**Supplied records**
===============

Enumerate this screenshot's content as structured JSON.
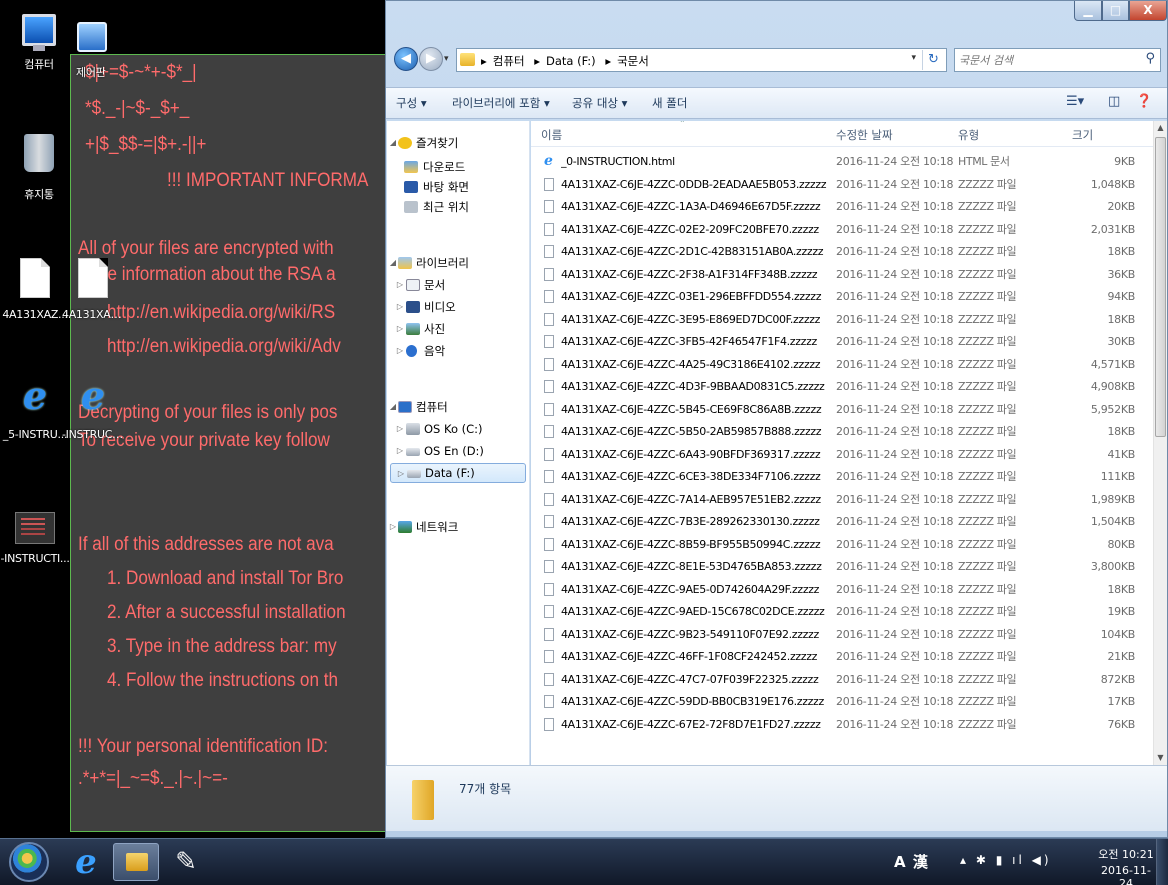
{
  "desktop": {
    "icons": [
      {
        "label": "컴퓨터"
      },
      {
        "label": "제어판"
      },
      {
        "label": "휴지통"
      },
      {
        "label": "4A131XAZ..."
      },
      {
        "label": "4A131XAZ..."
      },
      {
        "label": "_5-INSTRU..."
      },
      {
        "label": "-INSTRUCTI..."
      },
      {
        "label": "-INSTRUCTI..."
      }
    ]
  },
  "ransom_note": {
    "lines": [
      "$|+=$-~*+-$*_|",
      "*$._-|~$-_$+_",
      "+|$_$$-=|$+.-||+",
      "!!! IMPORTANT INFORMA",
      "All of your files are encrypted with",
      "More information about the RSA a",
      "http://en.wikipedia.org/wiki/RS",
      "http://en.wikipedia.org/wiki/Adv",
      "Decrypting of your files is only pos",
      "To receive your private key follow",
      "If all of this addresses are not ava",
      "1. Download and install Tor Bro",
      "2. After a successful installation",
      "3. Type in the address bar: my",
      "4. Follow the instructions on th",
      "!!! Your personal identification ID:",
      ".*+*=|_~=$._.|~.|~=-"
    ]
  },
  "explorer": {
    "breadcrumb": [
      "컴퓨터",
      "Data (F:)",
      "국문서"
    ],
    "search_placeholder": "국문서 검색",
    "toolbar": {
      "organize": "구성 ▾",
      "include_in_library": "라이브러리에 포함 ▾",
      "share_with": "공유 대상 ▾",
      "new_folder": "새 폴더"
    },
    "nav": {
      "favorites": "즐겨찾기",
      "downloads": "다운로드",
      "desktop": "바탕 화면",
      "recent": "최근 위치",
      "libraries": "라이브러리",
      "documents": "문서",
      "videos": "비디오",
      "pictures": "사진",
      "music": "음악",
      "computer": "컴퓨터",
      "drive_c": "OS Ko (C:)",
      "drive_d": "OS En (D:)",
      "drive_f": "Data (F:)",
      "network": "네트워크"
    },
    "columns": {
      "name": "이름",
      "modified": "수정한 날짜",
      "type": "유형",
      "size": "크기"
    },
    "files": [
      {
        "name": "_0-INSTRUCTION.html",
        "date": "2016-11-24 오전 10:18",
        "type": "HTML 문서",
        "size": "9KB"
      },
      {
        "name": "4A131XAZ-C6JE-4ZZC-0DDB-2EADAAE5B053.zzzzz",
        "date": "2016-11-24 오전 10:18",
        "type": "ZZZZZ 파일",
        "size": "1,048KB"
      },
      {
        "name": "4A131XAZ-C6JE-4ZZC-1A3A-D46946E67D5F.zzzzz",
        "date": "2016-11-24 오전 10:18",
        "type": "ZZZZZ 파일",
        "size": "20KB"
      },
      {
        "name": "4A131XAZ-C6JE-4ZZC-02E2-209FC20BFE70.zzzzz",
        "date": "2016-11-24 오전 10:18",
        "type": "ZZZZZ 파일",
        "size": "2,031KB"
      },
      {
        "name": "4A131XAZ-C6JE-4ZZC-2D1C-42B83151AB0A.zzzzz",
        "date": "2016-11-24 오전 10:18",
        "type": "ZZZZZ 파일",
        "size": "18KB"
      },
      {
        "name": "4A131XAZ-C6JE-4ZZC-2F38-A1F314FF348B.zzzzz",
        "date": "2016-11-24 오전 10:18",
        "type": "ZZZZZ 파일",
        "size": "36KB"
      },
      {
        "name": "4A131XAZ-C6JE-4ZZC-03E1-296EBFFDD554.zzzzz",
        "date": "2016-11-24 오전 10:18",
        "type": "ZZZZZ 파일",
        "size": "94KB"
      },
      {
        "name": "4A131XAZ-C6JE-4ZZC-3E95-E869ED7DC00F.zzzzz",
        "date": "2016-11-24 오전 10:18",
        "type": "ZZZZZ 파일",
        "size": "18KB"
      },
      {
        "name": "4A131XAZ-C6JE-4ZZC-3FB5-42F46547F1F4.zzzzz",
        "date": "2016-11-24 오전 10:18",
        "type": "ZZZZZ 파일",
        "size": "30KB"
      },
      {
        "name": "4A131XAZ-C6JE-4ZZC-4A25-49C3186E4102.zzzzz",
        "date": "2016-11-24 오전 10:18",
        "type": "ZZZZZ 파일",
        "size": "4,571KB"
      },
      {
        "name": "4A131XAZ-C6JE-4ZZC-4D3F-9BBAAD0831C5.zzzzz",
        "date": "2016-11-24 오전 10:18",
        "type": "ZZZZZ 파일",
        "size": "4,908KB"
      },
      {
        "name": "4A131XAZ-C6JE-4ZZC-5B45-CE69F8C86A8B.zzzzz",
        "date": "2016-11-24 오전 10:18",
        "type": "ZZZZZ 파일",
        "size": "5,952KB"
      },
      {
        "name": "4A131XAZ-C6JE-4ZZC-5B50-2AB59857B888.zzzzz",
        "date": "2016-11-24 오전 10:18",
        "type": "ZZZZZ 파일",
        "size": "18KB"
      },
      {
        "name": "4A131XAZ-C6JE-4ZZC-6A43-90BFDF369317.zzzzz",
        "date": "2016-11-24 오전 10:18",
        "type": "ZZZZZ 파일",
        "size": "41KB"
      },
      {
        "name": "4A131XAZ-C6JE-4ZZC-6CE3-38DE334F7106.zzzzz",
        "date": "2016-11-24 오전 10:18",
        "type": "ZZZZZ 파일",
        "size": "111KB"
      },
      {
        "name": "4A131XAZ-C6JE-4ZZC-7A14-AEB957E51EB2.zzzzz",
        "date": "2016-11-24 오전 10:18",
        "type": "ZZZZZ 파일",
        "size": "1,989KB"
      },
      {
        "name": "4A131XAZ-C6JE-4ZZC-7B3E-289262330130.zzzzz",
        "date": "2016-11-24 오전 10:18",
        "type": "ZZZZZ 파일",
        "size": "1,504KB"
      },
      {
        "name": "4A131XAZ-C6JE-4ZZC-8B59-BF955B50994C.zzzzz",
        "date": "2016-11-24 오전 10:18",
        "type": "ZZZZZ 파일",
        "size": "80KB"
      },
      {
        "name": "4A131XAZ-C6JE-4ZZC-8E1E-53D4765BA853.zzzzz",
        "date": "2016-11-24 오전 10:18",
        "type": "ZZZZZ 파일",
        "size": "3,800KB"
      },
      {
        "name": "4A131XAZ-C6JE-4ZZC-9AE5-0D742604A29F.zzzzz",
        "date": "2016-11-24 오전 10:18",
        "type": "ZZZZZ 파일",
        "size": "18KB"
      },
      {
        "name": "4A131XAZ-C6JE-4ZZC-9AED-15C678C02DCE.zzzzz",
        "date": "2016-11-24 오전 10:18",
        "type": "ZZZZZ 파일",
        "size": "19KB"
      },
      {
        "name": "4A131XAZ-C6JE-4ZZC-9B23-549110F07E92.zzzzz",
        "date": "2016-11-24 오전 10:18",
        "type": "ZZZZZ 파일",
        "size": "104KB"
      },
      {
        "name": "4A131XAZ-C6JE-4ZZC-46FF-1F08CF242452.zzzzz",
        "date": "2016-11-24 오전 10:18",
        "type": "ZZZZZ 파일",
        "size": "21KB"
      },
      {
        "name": "4A131XAZ-C6JE-4ZZC-47C7-07F039F22325.zzzzz",
        "date": "2016-11-24 오전 10:18",
        "type": "ZZZZZ 파일",
        "size": "872KB"
      },
      {
        "name": "4A131XAZ-C6JE-4ZZC-59DD-BB0CB319E176.zzzzz",
        "date": "2016-11-24 오전 10:18",
        "type": "ZZZZZ 파일",
        "size": "17KB"
      },
      {
        "name": "4A131XAZ-C6JE-4ZZC-67E2-72F8D7E1FD27.zzzzz",
        "date": "2016-11-24 오전 10:18",
        "type": "ZZZZZ 파일",
        "size": "76KB"
      }
    ],
    "item_count": "77개 항목"
  },
  "taskbar": {
    "ime": "A 漢",
    "time": "오전 10:21",
    "date": "2016-11-24"
  },
  "colors": {
    "note_text": "#ff6b6b",
    "note_background": "#3f3f3f",
    "note_border": "#5db94f"
  }
}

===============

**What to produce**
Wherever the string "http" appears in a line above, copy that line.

**Task result**
      "http://en.wikipedia.org/wiki/RS",
      "http://en.wikipedia.org/wiki/Adv",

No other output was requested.